Once the content of the supplied data has been verified, store the values of the variables in a member of a PDS for use by the other jobs, or in case of a rerun or restart. This process will eliminate the need to re-input the values. To store the data, use the SAVESYMS command. For example:

    SAVESYMS CYCLE,STATE,DIV

        IN 'dataset-name(member)';

Step 3

In order for PAYJOB1 to SUBMIT PAYJOB2 and PAYJOB3 at the desired points, code the command for Jol to SUBMIT PAYJOB2 and PAYJOB3 (see example below).


                .

                .

                .

                Jol code

                .

                .

                .

STEP20:     RUN PROG20 ; /* Jol Instruction to Execute PROG20*/

                    IF STEP20=0 THEN /* Check the Condition Code*/

                         SUBMIT PAYJOB2; /* If satisfied, SUBMIT PAYJOB2*/

                .

                .

                .

        Further Run Instructions

                .

                .

                .

STEP25:   RUN PROG25 ;

                    IF STEP25=0 THEN

                        SUBMIT PAYJOB3 ;


Figure 3-4: Dependent job Processing Example (2)
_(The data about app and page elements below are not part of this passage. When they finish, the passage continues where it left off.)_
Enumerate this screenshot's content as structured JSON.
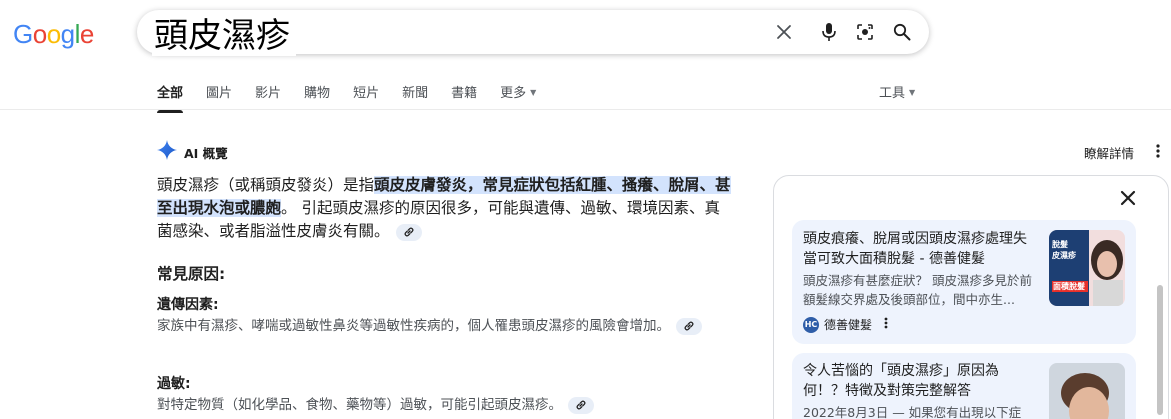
{
  "logo": {
    "text": "Google",
    "letters": [
      "G",
      "o",
      "o",
      "g",
      "l",
      "e"
    ],
    "colors": [
      "#4285f4",
      "#ea4335",
      "#fbbc05",
      "#4285f4",
      "#34a853",
      "#ea4335"
    ]
  },
  "search": {
    "query": "頭皮濕疹"
  },
  "icons": {
    "clear": "close-icon",
    "voice": "microphone-icon",
    "lens": "camera-lens-icon",
    "search": "search-icon"
  },
  "tabs": [
    {
      "label": "全部",
      "active": true
    },
    {
      "label": "圖片"
    },
    {
      "label": "影片"
    },
    {
      "label": "購物"
    },
    {
      "label": "短片"
    },
    {
      "label": "新聞"
    },
    {
      "label": "書籍"
    },
    {
      "label": "更多"
    }
  ],
  "tools_label": "工具",
  "ai_overview": {
    "title": "AI 概覽",
    "learn_more": "瞭解詳情",
    "summary_prefix": "頭皮濕疹（或稱頭皮發炎）是指",
    "summary_highlight": "頭皮皮膚發炎，常見症狀包括紅腫、搔癢、脫屑、甚至出現水泡或膿皰",
    "summary_suffix": "。 引起頭皮濕疹的原因很多，可能與遺傳、過敏、環境因素、真菌感染、或者脂溢性皮膚炎有關。",
    "section_title": "常見原因:",
    "items": [
      {
        "title": "遺傳因素:",
        "text": "家族中有濕疹、哮喘或過敏性鼻炎等過敏性疾病的，個人罹患頭皮濕疹的風險會增加。"
      },
      {
        "title": "過敏:",
        "text": "對特定物質（如化學品、食物、藥物等）過敏，可能引起頭皮濕疹。"
      }
    ]
  },
  "panel": {
    "cards": [
      {
        "title": "頭皮痕癢、脫屑或因頭皮濕疹處理失當可致大面積脫髮 - 德善健髮",
        "desc": "頭皮濕疹有甚麼症狀？ 頭皮濕疹多見於前額髮線交界處及後頭部位，間中亦生...",
        "source": "德善健髮",
        "favicon": "HC",
        "thumb_text": [
          "脫髮",
          "皮濕疹",
          "面積脫髮"
        ]
      },
      {
        "title": "令人苦惱的「頭皮濕疹」原因為何！？特徵及對策完整解答",
        "desc": "2022年8月3日 — 如果您有出現以下症"
      }
    ]
  }
}
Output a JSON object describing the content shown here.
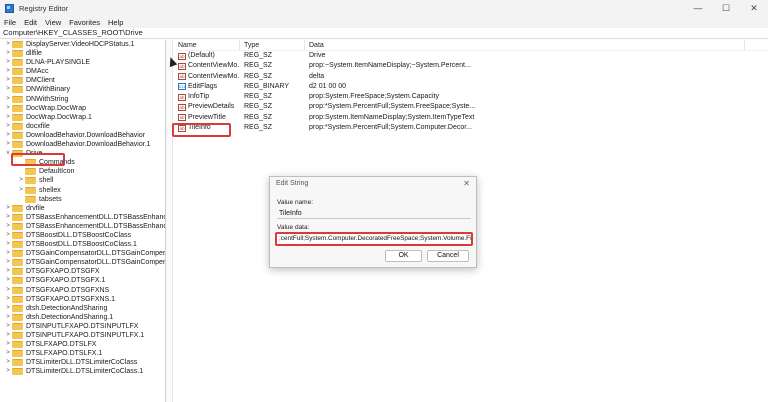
{
  "window": {
    "title": "Registry Editor",
    "controls": {
      "minimize": "—",
      "maximize": "☐",
      "close": "✕"
    }
  },
  "menu": [
    "File",
    "Edit",
    "View",
    "Favorites",
    "Help"
  ],
  "address": "Computer\\HKEY_CLASSES_ROOT\\Drive",
  "tree": [
    {
      "twisty": ">",
      "label": "DisplayServer.VideoHDCPStatus.1"
    },
    {
      "twisty": ">",
      "label": "dllfile"
    },
    {
      "twisty": ">",
      "label": "DLNA-PLAYSINGLE"
    },
    {
      "twisty": ">",
      "label": "DMAcc"
    },
    {
      "twisty": ">",
      "label": "DMClient"
    },
    {
      "twisty": ">",
      "label": "DNWithBinary"
    },
    {
      "twisty": ">",
      "label": "DNWithString"
    },
    {
      "twisty": ">",
      "label": "DocWrap.DocWrap"
    },
    {
      "twisty": ">",
      "label": "DocWrap.DocWrap.1"
    },
    {
      "twisty": ">",
      "label": "docxfile"
    },
    {
      "twisty": ">",
      "label": "DownloadBehavior.DownloadBehavior"
    },
    {
      "twisty": ">",
      "label": "DownloadBehavior.DownloadBehavior.1"
    },
    {
      "twisty": "v",
      "label": "Drive"
    },
    {
      "twisty": "",
      "label": "Commands",
      "indent": 1
    },
    {
      "twisty": "",
      "label": "DefaultIcon",
      "indent": 1
    },
    {
      "twisty": ">",
      "label": "shell",
      "indent": 1
    },
    {
      "twisty": ">",
      "label": "shellex",
      "indent": 1
    },
    {
      "twisty": "",
      "label": "tabsets",
      "indent": 1
    },
    {
      "twisty": ">",
      "label": "drvfile"
    },
    {
      "twisty": ">",
      "label": "DTSBassEnhancementDLL.DTSBassEnhancem"
    },
    {
      "twisty": ">",
      "label": "DTSBassEnhancementDLL.DTSBassEnhancem"
    },
    {
      "twisty": ">",
      "label": "DTSBoostDLL.DTSBoostCoClass"
    },
    {
      "twisty": ">",
      "label": "DTSBoostDLL.DTSBoostCoClass.1"
    },
    {
      "twisty": ">",
      "label": "DTSGainCompensatorDLL.DTSGainCompens"
    },
    {
      "twisty": ">",
      "label": "DTSGainCompensatorDLL.DTSGainCompens"
    },
    {
      "twisty": ">",
      "label": "DTSGFXAPO.DTSGFX"
    },
    {
      "twisty": ">",
      "label": "DTSGFXAPO.DTSGFX.1"
    },
    {
      "twisty": ">",
      "label": "DTSGFXAPO.DTSGFXNS"
    },
    {
      "twisty": ">",
      "label": "DTSGFXAPO.DTSGFXNS.1"
    },
    {
      "twisty": ">",
      "label": "dtsh.DetectionAndSharing"
    },
    {
      "twisty": ">",
      "label": "dtsh.DetectionAndSharing.1"
    },
    {
      "twisty": ">",
      "label": "DTSINPUTLFXAPO.DTSINPUTLFX"
    },
    {
      "twisty": ">",
      "label": "DTSINPUTLFXAPO.DTSINPUTLFX.1"
    },
    {
      "twisty": ">",
      "label": "DTSLFXAPO.DTSLFX"
    },
    {
      "twisty": ">",
      "label": "DTSLFXAPO.DTSLFX.1"
    },
    {
      "twisty": ">",
      "label": "DTSLimiterDLL.DTSLimiterCoClass"
    },
    {
      "twisty": ">",
      "label": "DTSLimiterDLL.DTSLimiterCoClass.1"
    }
  ],
  "list": {
    "headers": {
      "name": "Name",
      "type": "Type",
      "data": "Data"
    },
    "rows": [
      {
        "icon": "ab",
        "name": "(Default)",
        "type": "REG_SZ",
        "data": "Drive"
      },
      {
        "icon": "ab",
        "name": "ContentViewMo...",
        "type": "REG_SZ",
        "data": "prop:~System.ItemNameDisplay;~System.Percent..."
      },
      {
        "icon": "ab",
        "name": "ContentViewMo...",
        "type": "REG_SZ",
        "data": "delta"
      },
      {
        "icon": "bin",
        "name": "EditFlags",
        "type": "REG_BINARY",
        "data": "d2 01 00 00"
      },
      {
        "icon": "ab",
        "name": "InfoTip",
        "type": "REG_SZ",
        "data": "prop:System.FreeSpace;System.Capacity"
      },
      {
        "icon": "ab",
        "name": "PreviewDetails",
        "type": "REG_SZ",
        "data": "prop:*System.PercentFull;System.FreeSpace;Syste..."
      },
      {
        "icon": "ab",
        "name": "PreviewTitle",
        "type": "REG_SZ",
        "data": "prop:System.ItemNameDisplay;System.ItemTypeText"
      },
      {
        "icon": "ab",
        "name": "TileInfo",
        "type": "REG_SZ",
        "data": "prop:*System.PercentFull;System.Computer.Decor..."
      }
    ]
  },
  "dialog": {
    "title": "Edit String",
    "close": "✕",
    "value_name_label": "Value name:",
    "value_name": "TileInfo",
    "value_data_label": "Value data:",
    "value_data": ";centFull;System.Computer.DecoratedFreeSpace;System.Volume.FileSystem",
    "ok_label": "OK",
    "cancel_label": "Cancel"
  },
  "colors": {
    "highlight": "#d93a3a",
    "folder": "#f3c553"
  }
}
When Jol activates the SUBMIT command, the job is placed on the system job queue and runs as an independent job.

Step 4

When creating the Jol code for PAYJOB2 and PAYJOB4 - both require symbolic substitution - issue, as part of the code, an instruction for Jol to INCLUDE the stored symbolic values from PAYJOB1. The format of the instruction is:

INCLUDE member-name ;

Now the need for entering data values again is eliminated, which reduces the incidence of error.

Step 5

For PAYJOB3 to SUBMIT PAYJOB4, use the method outlined in Step 3.

Note the following concerning this example:

The system outlined in the example is very simple, however, if required, far more complex schedules can be handled with ease. Using Jol's CALENDAR, dependencies based on the day of the week (e.g. Friday), month, year, and so on, can be incorporated into the code so that correct schedules are run automatically without constant supervision or manual decision.

Jobs are not placed on the system jobqueue, to be released in error, unless they are able to run. This removes the need for Operator decision because "IF ITS ON THE QUEUE RUN IT" becomes a true statement.